This is the third post on the Louisiana, Mississippi and now the Alabama beaches. There was a lot of the same information on this last one so I will not repeat it. The main thing is that Alabama is safer than Mississippi and they have more comparable beaches than Louisiana.
When it comes to fecal coliform bacteria, Alabama beaches are far safer than Mississippi’s, according to a new report from the Environment America Research and Policy Center. Of 10 Alabama beaches tested in 2020, none showed potentially unsafe levels of contamination on more than half the test days; in Mississippi, seven of 10 beaches did so. The national study used a federal database of water sampling data from almost 330 beaches in 29 coastal and Great Lakes states and Puerto Rico. About one in 10 beaches surveyed showed concerning levels of fecal bacteria on at least a quarter of the days they were tested. Fecal bacteria can cause stomach problems, lung illnesses, ear and eye infections and skin rash. Common causes for spikes in waterborne bacteria include runoff from streets and other paved surfaces, sewerage overflows, failed septic systems, pet waste and manure and fertilizer from farms.nola.com
Alabama has two counties involved and there is a bit of a difference between them. There are a lot of different beaches between the two.
Wiley Blankenship, president and CEO of the Coastal Alabama Partnership, said the state’s two Gulf of Mexico counties face different challenges in curbing sewage pollution. Mobile County’s infrastructure is old and needs an overhaul, whereas east of Mobile Bay, Baldwin County’s rapidly growing population is putting stress on its newer pipes and treatment plants. “The only way to fix it is investment – on both sides of the bay,” said Blankenship, whose group promotes tourism among other initiatives. “They’re always working to upgrade.”
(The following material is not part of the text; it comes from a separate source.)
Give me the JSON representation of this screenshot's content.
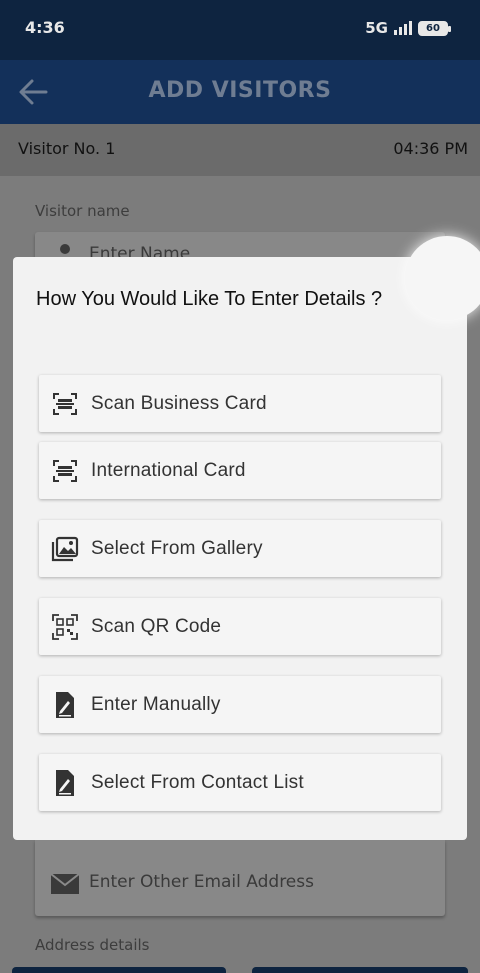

So this covers the area in Louisiana to the Florida/Alabama border. Like I said,this is a short one as I did not duplicate what the other post had.